Announcing Stack Overflow Documentation

We started with Q&A. Technical documentation is next, and we need your help.

Whether you're a beginner or an experienced developer, you can contribute.

Sign up and start helping → Learn more about Documentation →

http://www.scala-lang.org/docu/files/packageobjects/packageobjects.html provides the following example:

// in file gardening/fruits/package.scala
package gardening
package object fruits {
  val planted = List(apple, plum, banana)               
  def showFruit(fruit: Fruit) {
    println(fruit.name +"s are "+ fruit.color)

but http://www.scala-lang.org/docu/files/packageobjects/packageobjects_1.html has:

package gardening.fruits
object `package` { ... }

Since the latter example matches the filename with the object name and has the file in the package for which it's defining a package object, it looks more preferable. Is there a difference (other than stylistic)?

share|improve this question
up vote 2 down vote accepted

The spec 9.3 says:

The standard naming convention is to place the definition above in a file named package.scala that’s located in the directory corresponding to package p.

That implies that the backticked form is not a standard convention.

I agree that there is not enough userland guidance, especially with respect to compile-time interactions.

The difference is that you can't name the default package.

object `package` {
  def f() = println("Hi")

object Foo extends App {

Edit: I have preferred to avoid backticks (because of the high danger of hitting tab or esc instead), but I just had a use case where I really want my code in one source file but I also prefer to avoid package nesting or relative packaging, hence backticking:

package com.github.maqicode.deprecator

object `package` {
  // crashes scalac, actually
  implicit class MaybeInt(val s: String) extends AnyVal {
    def toInt_? : Option[Int] = if (s.isEmpty) None else convert
    private def convert = try { Some(Integer.parseInt(s)) 
    } catch { case _: NumberFormatException => None }

// lots of code, so avoid package deprecator { ... }

case class Version(major: Int, minor: Option[Int], point: Option[Int], descriptor: String)

object Version {
  val version = """(\d+)(?:\.(\d+))?(?:\.(\d+))?(.*)""".r
  def apply(descriptor: String): Version = {
    val version(major, minor, point, rest) = descriptor
    Version(major.toInt, minor.toInt_?, point.toInt_?, descriptor)

As to the implicit question, who ever uses the default package in Scala: I saw it in test code.

And did you say "other than stylistic"? Hey, it's all about style.

Personally, I find the backticks hip but obscure. If I have to scratch my head an extra ten times every day, at the end of the year, I'll lose some hair.

OTOH, if I scratched my chin and went "Hmm" enough that I didn't have to shave, that would be OK.

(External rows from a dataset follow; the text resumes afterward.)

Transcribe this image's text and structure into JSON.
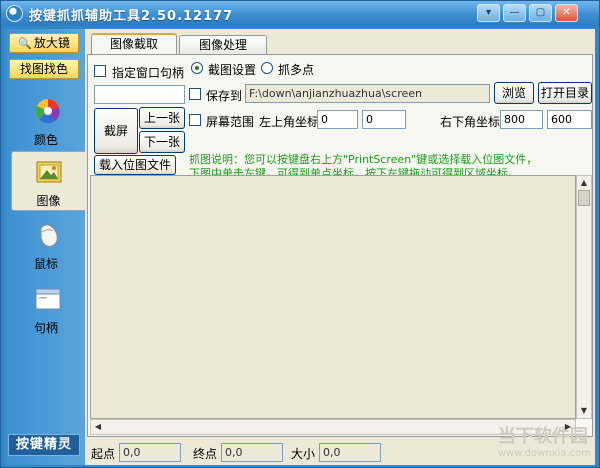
{
  "window": {
    "title": "按键抓抓辅助工具2.50.12177",
    "controls": [
      "▾",
      "—",
      "▢",
      "✕"
    ]
  },
  "sidebar": {
    "magnifier_label": "放大镜",
    "find_image_label": "找图找色",
    "items": [
      {
        "label": "颜色",
        "icon": "color-wheel-icon"
      },
      {
        "label": "图像",
        "icon": "image-icon"
      },
      {
        "label": "鼠标",
        "icon": "mouse-icon"
      },
      {
        "label": "句柄",
        "icon": "window-handle-icon"
      }
    ],
    "brand": "按键精灵"
  },
  "tabs": [
    {
      "label": "图像截取",
      "active": true
    },
    {
      "label": "图像处理",
      "active": false
    }
  ],
  "capture": {
    "window_handle_label": "指定窗口句柄",
    "handle_value": "",
    "capture_settings_label": "截图设置",
    "pick_points_label": "抓多点",
    "save_to_label": "保存到",
    "save_path": "F:\\down\\anjianzhuazhua\\screen",
    "browse_label": "浏览",
    "open_dir_label": "打开目录",
    "capture_button": "截屏",
    "prev_button": "上一张",
    "next_button": "下一张",
    "screen_range_label": "屏幕范围",
    "top_left_label": "左上角坐标",
    "top_left_x": "0",
    "top_left_y": "0",
    "bottom_right_label": "右下角坐标",
    "bottom_right_x": "800",
    "bottom_right_y": "600",
    "load_bitmap_button": "载入位图文件",
    "hint_line1": "抓图说明：您可以按键盘右上方\"PrintScreen\"键或选择载入位图文件，",
    "hint_line2": "下图中单击左键，可得到单点坐标，按下左键拖动可得到区域坐标。"
  },
  "status": {
    "start_label": "起点",
    "start_value": "0,0",
    "end_label": "终点",
    "end_value": "0,0",
    "size_label": "大小",
    "size_value": "0,0"
  },
  "watermark": {
    "text": "当下软件园",
    "url": "www.downxia.com"
  },
  "colors": {
    "titlebar": "#3c8fd2",
    "sidebar": "#4a9ad6",
    "panel": "#ece9d8",
    "hint_text": "#1a9a1a",
    "tab_accent": "#e9a33a"
  }
}
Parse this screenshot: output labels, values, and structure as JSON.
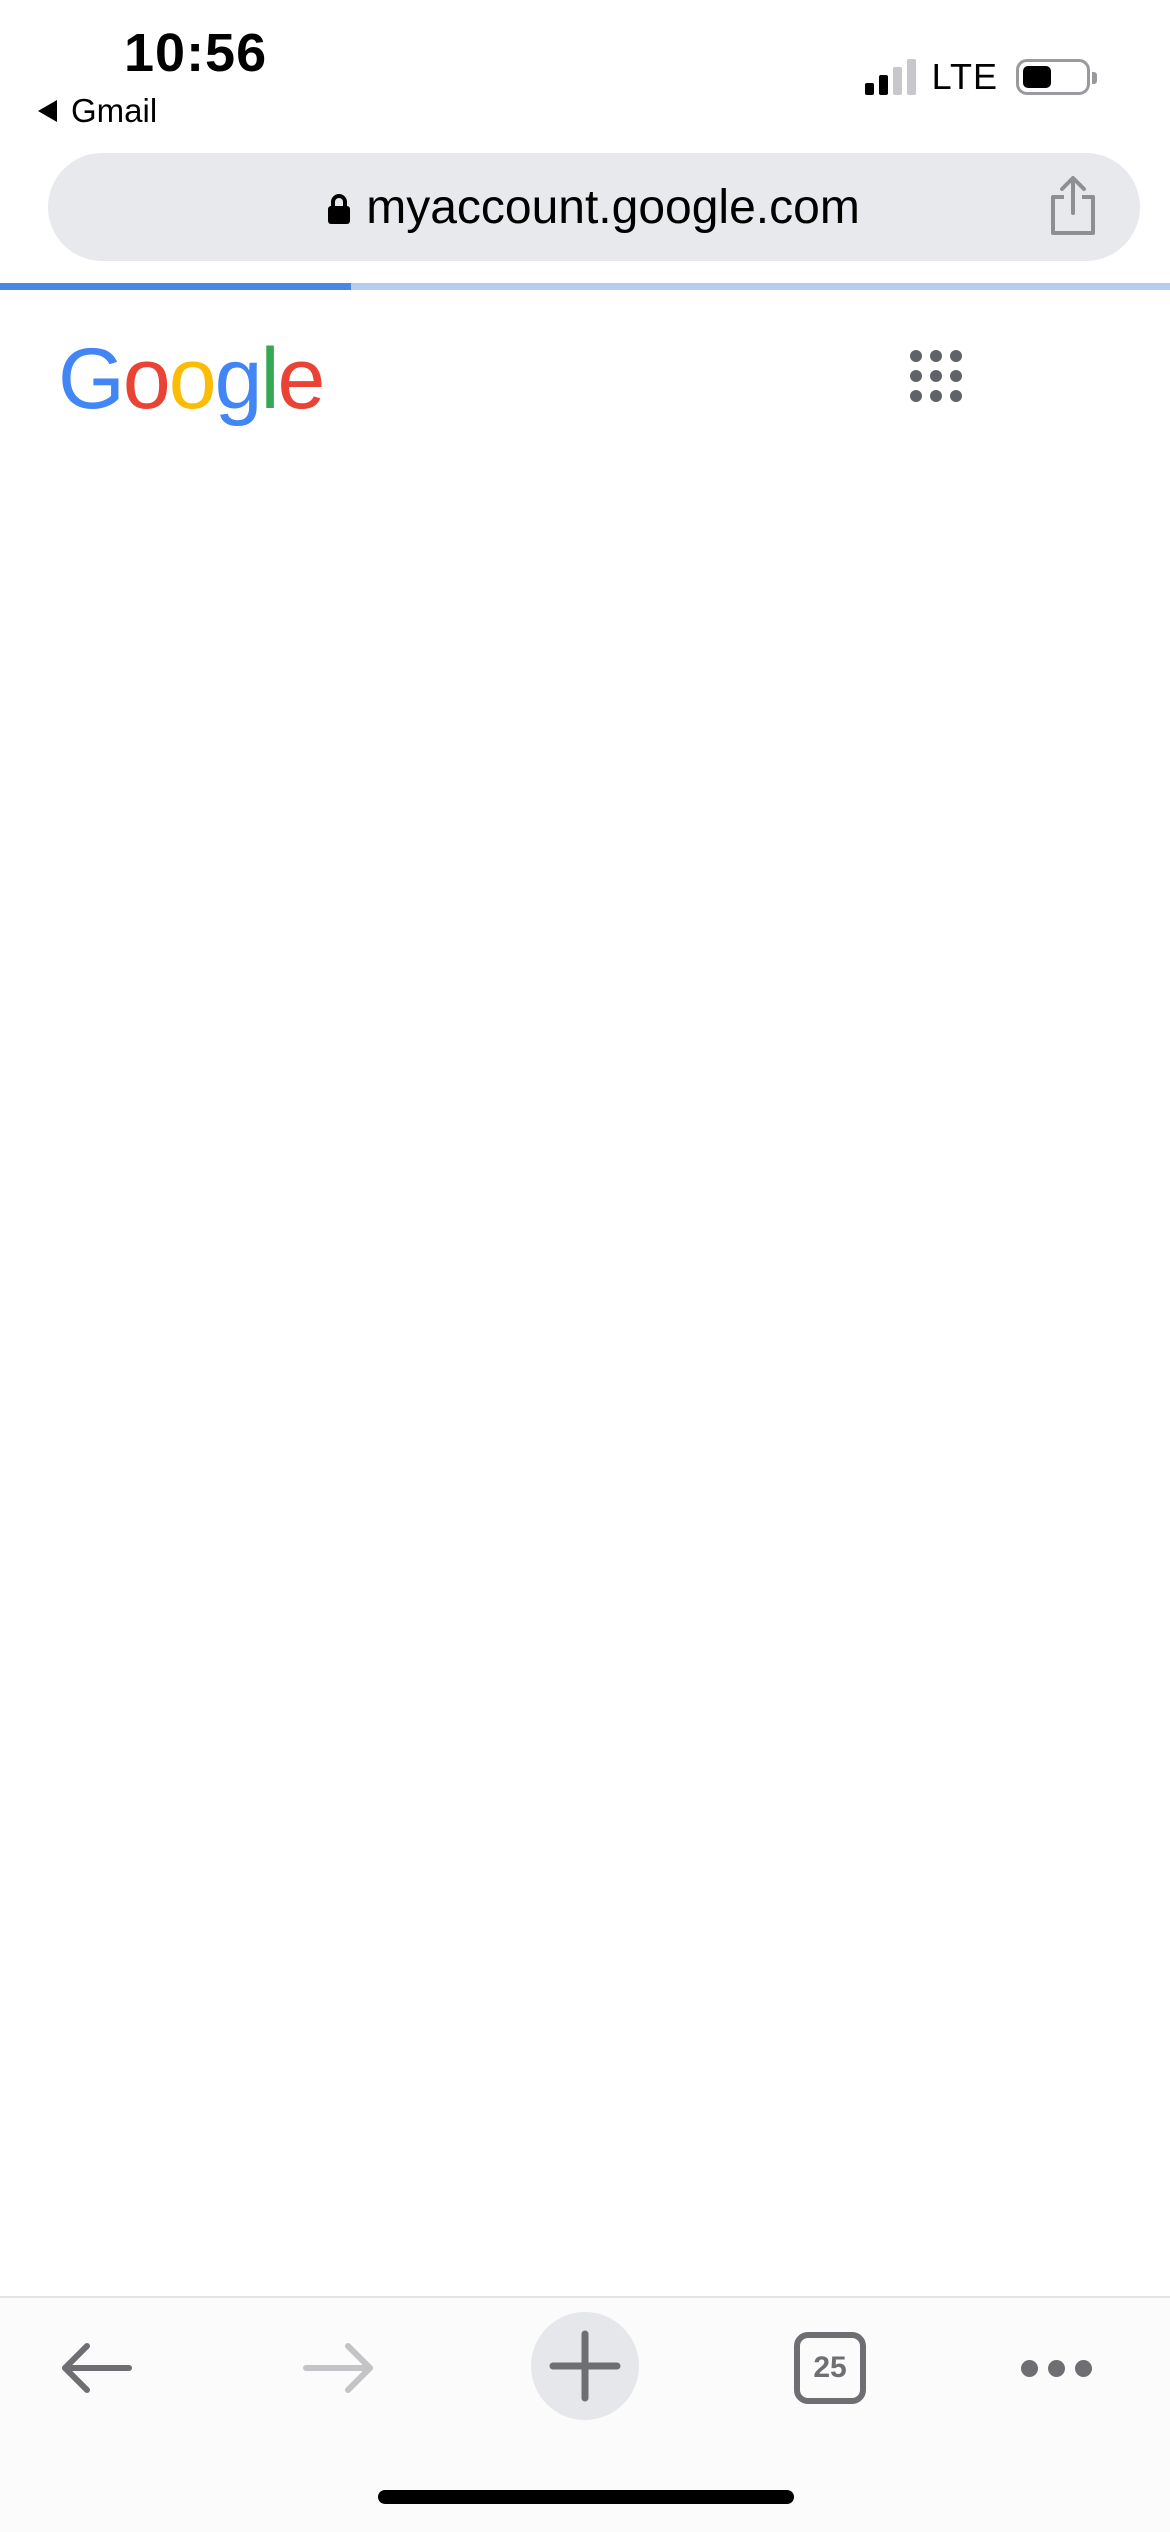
{
  "status_bar": {
    "time": "10:56",
    "back_app": "Gmail",
    "network": "LTE",
    "signal_bars_active": 2,
    "signal_bars_total": 4,
    "battery_level": 0.45
  },
  "address_bar": {
    "url": "myaccount.google.com",
    "lock_icon": "lock-icon",
    "share_icon": "share-icon"
  },
  "progress": {
    "fraction": 0.3
  },
  "page": {
    "logo_letters": [
      {
        "char": "G",
        "color": "#4285F4"
      },
      {
        "char": "o",
        "color": "#EA4335"
      },
      {
        "char": "o",
        "color": "#FBBC05"
      },
      {
        "char": "g",
        "color": "#4285F4"
      },
      {
        "char": "l",
        "color": "#34A853"
      },
      {
        "char": "e",
        "color": "#EA4335"
      }
    ],
    "apps_icon": "apps-grid-icon"
  },
  "toolbar": {
    "back_icon": "arrow-left-icon",
    "forward_icon": "arrow-right-icon",
    "new_tab_icon": "plus-icon",
    "tab_count": "25",
    "more_icon": "more-horizontal-icon"
  },
  "colors": {
    "accent": "#4A87E5",
    "progress_track": "#B5CDF0",
    "address_bg": "#E8E9EC",
    "toolbar_icon": "#6F6F73"
  }
}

This isn't one of those coursera questions, is it?

share|improve this answer
It's not a Coursera question, but the topic of package objects was asked in a Coursera study group. I didn't know about package objects so I did some research and found two different styles with no guidance as to the pro's and con's. Personally, I don't mind the backticks (one needs them anyway if calling a Java function that happens to be a keyword in Scala (eg yield)). – Noel Yap Sep 28 '12 at 17:06

Your Answer


By posting your answer, you agree to the privacy policy and terms of service.

Not the answer you're looking for? Browse other questions tagged or ask your own question.